# [Record set]
·····

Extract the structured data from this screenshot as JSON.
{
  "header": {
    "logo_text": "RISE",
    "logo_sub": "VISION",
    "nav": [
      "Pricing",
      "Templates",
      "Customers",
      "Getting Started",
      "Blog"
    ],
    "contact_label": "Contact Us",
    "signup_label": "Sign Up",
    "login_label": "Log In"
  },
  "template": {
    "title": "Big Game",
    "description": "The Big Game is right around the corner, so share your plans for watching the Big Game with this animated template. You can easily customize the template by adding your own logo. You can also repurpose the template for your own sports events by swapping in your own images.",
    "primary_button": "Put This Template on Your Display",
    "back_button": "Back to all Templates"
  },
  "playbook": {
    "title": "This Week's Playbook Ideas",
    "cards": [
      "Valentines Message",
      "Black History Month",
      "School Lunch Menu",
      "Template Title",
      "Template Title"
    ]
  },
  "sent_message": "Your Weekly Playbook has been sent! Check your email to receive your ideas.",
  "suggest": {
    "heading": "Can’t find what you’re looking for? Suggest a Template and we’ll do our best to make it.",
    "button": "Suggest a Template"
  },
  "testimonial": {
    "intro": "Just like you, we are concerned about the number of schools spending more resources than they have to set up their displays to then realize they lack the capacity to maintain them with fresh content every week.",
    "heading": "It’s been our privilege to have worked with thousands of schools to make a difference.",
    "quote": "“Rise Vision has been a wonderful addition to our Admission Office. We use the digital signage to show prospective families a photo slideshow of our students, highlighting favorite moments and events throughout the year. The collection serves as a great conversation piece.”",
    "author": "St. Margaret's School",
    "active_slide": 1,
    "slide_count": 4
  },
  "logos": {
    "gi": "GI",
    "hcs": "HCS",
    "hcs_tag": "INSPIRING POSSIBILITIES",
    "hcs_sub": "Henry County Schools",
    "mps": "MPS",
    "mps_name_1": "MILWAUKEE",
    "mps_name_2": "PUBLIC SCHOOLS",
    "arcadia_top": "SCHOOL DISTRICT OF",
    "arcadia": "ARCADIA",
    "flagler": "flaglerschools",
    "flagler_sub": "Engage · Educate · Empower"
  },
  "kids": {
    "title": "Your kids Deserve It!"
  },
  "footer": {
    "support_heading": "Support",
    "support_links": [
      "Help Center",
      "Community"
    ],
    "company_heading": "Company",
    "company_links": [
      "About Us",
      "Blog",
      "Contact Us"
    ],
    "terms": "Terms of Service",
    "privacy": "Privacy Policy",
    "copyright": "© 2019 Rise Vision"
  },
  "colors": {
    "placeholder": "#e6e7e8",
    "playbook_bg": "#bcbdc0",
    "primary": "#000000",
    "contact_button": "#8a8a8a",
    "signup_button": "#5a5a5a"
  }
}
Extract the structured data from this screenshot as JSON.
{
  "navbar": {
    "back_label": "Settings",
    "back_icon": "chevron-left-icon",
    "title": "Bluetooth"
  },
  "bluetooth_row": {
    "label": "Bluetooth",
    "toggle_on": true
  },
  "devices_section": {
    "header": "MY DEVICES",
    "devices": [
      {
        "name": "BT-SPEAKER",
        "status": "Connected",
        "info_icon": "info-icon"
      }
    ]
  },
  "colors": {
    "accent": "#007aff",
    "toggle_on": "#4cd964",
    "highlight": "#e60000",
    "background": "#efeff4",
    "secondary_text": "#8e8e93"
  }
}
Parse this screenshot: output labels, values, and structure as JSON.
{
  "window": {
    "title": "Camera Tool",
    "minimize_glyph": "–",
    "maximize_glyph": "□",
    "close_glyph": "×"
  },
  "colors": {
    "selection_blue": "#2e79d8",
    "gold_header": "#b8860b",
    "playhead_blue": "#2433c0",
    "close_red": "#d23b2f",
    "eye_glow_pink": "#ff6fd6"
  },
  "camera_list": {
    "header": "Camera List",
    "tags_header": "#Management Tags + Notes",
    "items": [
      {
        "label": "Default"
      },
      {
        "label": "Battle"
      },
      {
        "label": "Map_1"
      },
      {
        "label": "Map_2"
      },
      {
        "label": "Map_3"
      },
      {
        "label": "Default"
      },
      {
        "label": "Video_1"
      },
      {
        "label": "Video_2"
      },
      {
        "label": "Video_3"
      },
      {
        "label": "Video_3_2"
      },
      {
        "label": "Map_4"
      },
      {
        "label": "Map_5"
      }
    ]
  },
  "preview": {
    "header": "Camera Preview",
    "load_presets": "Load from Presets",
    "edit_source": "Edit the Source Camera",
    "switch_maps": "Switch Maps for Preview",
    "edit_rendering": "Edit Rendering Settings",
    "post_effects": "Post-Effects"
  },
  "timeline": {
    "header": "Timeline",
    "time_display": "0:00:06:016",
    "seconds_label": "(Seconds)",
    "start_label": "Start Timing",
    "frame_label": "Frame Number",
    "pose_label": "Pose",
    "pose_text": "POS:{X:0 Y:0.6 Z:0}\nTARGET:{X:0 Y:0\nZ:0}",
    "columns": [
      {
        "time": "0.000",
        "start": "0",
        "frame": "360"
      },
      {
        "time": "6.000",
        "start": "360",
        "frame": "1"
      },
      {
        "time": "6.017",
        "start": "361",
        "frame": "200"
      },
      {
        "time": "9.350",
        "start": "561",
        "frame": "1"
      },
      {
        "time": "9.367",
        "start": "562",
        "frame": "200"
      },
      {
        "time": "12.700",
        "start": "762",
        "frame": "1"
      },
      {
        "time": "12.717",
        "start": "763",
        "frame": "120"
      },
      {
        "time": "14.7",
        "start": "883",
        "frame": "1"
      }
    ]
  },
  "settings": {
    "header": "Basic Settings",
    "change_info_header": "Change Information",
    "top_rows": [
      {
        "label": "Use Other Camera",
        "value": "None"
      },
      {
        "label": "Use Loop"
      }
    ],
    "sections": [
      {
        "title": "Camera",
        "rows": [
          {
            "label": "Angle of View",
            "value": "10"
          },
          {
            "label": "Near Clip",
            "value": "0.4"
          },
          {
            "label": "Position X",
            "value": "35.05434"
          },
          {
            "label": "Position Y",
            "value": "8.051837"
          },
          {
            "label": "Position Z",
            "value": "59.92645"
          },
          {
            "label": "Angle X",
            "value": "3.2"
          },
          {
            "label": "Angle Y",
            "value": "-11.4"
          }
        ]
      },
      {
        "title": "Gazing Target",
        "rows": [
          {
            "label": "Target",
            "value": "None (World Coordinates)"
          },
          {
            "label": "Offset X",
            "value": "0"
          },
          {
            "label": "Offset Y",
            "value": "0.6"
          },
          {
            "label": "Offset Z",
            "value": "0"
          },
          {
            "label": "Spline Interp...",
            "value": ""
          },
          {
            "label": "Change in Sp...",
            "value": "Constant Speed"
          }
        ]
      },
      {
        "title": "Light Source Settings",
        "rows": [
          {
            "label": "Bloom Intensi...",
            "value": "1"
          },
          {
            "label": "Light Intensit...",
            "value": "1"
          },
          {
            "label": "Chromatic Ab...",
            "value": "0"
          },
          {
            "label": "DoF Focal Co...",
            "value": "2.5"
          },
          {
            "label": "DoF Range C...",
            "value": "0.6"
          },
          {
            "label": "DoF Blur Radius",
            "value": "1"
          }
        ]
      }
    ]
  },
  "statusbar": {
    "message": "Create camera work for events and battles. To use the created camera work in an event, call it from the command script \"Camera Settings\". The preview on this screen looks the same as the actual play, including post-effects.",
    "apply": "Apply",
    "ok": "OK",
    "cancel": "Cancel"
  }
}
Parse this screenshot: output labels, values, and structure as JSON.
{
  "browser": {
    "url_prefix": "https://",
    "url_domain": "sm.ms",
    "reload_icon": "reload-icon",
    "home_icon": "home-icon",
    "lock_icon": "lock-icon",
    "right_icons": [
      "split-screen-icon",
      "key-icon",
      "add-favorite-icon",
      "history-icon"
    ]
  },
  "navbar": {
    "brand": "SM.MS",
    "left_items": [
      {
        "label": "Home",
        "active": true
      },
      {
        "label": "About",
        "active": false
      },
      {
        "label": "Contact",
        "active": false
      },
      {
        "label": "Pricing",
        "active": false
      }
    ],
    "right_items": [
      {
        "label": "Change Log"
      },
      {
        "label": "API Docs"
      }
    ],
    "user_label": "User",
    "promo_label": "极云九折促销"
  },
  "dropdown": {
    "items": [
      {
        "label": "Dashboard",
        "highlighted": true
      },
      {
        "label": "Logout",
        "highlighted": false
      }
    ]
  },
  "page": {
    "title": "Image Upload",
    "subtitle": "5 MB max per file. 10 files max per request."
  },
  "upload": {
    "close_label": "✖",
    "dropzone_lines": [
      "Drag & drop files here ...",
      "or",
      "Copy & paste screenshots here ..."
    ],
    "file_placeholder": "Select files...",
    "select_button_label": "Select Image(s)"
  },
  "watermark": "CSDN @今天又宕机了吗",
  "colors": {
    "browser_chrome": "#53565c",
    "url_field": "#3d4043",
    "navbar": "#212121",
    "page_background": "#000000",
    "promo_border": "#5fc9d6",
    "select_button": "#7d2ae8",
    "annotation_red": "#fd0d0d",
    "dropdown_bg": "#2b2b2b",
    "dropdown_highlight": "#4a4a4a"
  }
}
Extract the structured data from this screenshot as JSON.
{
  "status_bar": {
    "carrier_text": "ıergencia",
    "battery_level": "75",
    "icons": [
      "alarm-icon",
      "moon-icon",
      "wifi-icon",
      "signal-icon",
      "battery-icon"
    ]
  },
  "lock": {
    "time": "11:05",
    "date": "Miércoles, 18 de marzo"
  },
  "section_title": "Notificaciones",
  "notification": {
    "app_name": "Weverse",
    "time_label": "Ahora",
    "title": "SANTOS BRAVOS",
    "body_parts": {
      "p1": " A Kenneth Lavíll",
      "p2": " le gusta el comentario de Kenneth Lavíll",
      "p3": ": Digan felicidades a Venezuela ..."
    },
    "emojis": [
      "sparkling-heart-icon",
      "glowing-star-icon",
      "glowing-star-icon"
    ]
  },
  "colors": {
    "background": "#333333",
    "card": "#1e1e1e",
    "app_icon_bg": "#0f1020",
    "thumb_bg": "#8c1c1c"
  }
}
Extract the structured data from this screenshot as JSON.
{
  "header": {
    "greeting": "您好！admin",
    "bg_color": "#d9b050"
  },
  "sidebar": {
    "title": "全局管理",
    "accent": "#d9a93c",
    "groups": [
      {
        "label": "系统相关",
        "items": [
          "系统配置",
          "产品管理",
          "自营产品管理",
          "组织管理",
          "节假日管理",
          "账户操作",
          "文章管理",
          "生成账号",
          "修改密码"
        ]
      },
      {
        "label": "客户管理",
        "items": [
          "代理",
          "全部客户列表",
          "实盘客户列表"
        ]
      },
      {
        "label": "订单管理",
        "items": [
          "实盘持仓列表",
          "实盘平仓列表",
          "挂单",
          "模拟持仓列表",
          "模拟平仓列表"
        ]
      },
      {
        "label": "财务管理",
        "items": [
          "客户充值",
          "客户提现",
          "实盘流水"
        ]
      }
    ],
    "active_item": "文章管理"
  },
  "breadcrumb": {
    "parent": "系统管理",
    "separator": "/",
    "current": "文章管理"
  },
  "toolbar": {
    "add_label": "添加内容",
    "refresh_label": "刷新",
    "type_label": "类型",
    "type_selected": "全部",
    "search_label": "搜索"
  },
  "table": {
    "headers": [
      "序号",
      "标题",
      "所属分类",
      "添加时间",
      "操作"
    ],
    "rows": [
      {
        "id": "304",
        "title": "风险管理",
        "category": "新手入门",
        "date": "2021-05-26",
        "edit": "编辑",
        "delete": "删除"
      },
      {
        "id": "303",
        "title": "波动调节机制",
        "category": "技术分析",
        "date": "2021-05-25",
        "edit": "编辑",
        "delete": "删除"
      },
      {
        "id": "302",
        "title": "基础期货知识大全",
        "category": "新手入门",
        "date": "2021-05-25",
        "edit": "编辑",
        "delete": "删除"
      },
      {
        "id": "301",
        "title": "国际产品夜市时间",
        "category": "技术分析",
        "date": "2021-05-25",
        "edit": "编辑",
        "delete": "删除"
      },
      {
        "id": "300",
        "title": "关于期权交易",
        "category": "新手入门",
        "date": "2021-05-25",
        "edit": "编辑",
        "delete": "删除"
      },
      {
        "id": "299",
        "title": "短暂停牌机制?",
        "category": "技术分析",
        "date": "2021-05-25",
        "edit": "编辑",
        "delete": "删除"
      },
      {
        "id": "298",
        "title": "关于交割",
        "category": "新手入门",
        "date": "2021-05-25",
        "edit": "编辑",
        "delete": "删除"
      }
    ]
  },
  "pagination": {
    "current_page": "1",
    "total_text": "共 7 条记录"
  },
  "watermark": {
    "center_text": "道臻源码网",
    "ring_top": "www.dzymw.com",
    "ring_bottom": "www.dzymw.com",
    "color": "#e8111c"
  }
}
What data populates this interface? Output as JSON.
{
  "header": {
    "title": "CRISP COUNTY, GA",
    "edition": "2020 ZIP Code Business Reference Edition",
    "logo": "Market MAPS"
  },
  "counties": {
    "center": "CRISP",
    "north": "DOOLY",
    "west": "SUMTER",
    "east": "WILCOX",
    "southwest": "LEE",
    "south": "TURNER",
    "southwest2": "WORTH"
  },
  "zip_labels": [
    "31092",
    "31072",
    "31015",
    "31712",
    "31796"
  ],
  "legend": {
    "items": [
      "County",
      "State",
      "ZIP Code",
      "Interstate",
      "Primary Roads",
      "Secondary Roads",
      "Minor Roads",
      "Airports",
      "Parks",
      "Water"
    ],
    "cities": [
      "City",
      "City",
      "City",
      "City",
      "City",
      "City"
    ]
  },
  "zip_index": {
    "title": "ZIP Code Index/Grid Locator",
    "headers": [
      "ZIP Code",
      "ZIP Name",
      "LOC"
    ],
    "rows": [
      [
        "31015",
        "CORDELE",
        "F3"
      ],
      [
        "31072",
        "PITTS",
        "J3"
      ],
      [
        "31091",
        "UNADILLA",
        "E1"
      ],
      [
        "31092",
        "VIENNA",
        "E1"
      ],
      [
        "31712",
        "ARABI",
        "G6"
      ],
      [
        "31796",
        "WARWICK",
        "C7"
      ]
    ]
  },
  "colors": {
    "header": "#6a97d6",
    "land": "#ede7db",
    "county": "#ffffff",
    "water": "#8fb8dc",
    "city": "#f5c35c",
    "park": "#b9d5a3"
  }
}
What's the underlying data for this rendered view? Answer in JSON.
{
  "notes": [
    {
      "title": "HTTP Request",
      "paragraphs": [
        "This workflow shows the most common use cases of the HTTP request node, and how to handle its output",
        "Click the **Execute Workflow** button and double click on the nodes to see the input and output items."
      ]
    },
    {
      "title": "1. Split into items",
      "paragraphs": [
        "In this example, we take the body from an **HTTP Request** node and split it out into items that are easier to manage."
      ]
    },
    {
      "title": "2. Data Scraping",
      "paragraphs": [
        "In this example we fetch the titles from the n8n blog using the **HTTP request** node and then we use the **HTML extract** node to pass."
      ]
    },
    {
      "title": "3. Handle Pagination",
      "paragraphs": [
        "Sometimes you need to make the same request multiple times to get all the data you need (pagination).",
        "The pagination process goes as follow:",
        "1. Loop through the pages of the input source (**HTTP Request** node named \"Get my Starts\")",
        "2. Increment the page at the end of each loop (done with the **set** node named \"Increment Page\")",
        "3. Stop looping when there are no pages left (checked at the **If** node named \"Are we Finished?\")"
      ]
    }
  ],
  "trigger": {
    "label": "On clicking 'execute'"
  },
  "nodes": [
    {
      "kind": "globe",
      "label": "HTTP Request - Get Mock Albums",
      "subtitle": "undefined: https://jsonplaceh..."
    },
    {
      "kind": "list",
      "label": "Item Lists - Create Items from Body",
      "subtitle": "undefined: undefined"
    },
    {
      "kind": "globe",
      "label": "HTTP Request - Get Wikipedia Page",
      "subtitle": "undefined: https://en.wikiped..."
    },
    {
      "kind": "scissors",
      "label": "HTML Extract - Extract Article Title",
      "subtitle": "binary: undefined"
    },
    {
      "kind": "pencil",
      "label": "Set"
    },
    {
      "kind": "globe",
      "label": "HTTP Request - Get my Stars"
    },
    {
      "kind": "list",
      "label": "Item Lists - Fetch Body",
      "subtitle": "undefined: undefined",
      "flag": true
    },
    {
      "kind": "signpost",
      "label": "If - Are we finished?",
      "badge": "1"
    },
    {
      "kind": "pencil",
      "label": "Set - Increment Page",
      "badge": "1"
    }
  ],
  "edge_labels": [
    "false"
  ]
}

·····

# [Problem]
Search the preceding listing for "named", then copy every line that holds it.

# [Response below]
        "1. Loop through the pages of the input source (**HTTP Request** node named \"Get my Starts\")",
        "2. Increment the page at the end of each loop (done with the **set** node named \"Increment Page\")",
        "3. Stop looping when there are no pages left (checked at the **If** node named \"Are we Finished?\")"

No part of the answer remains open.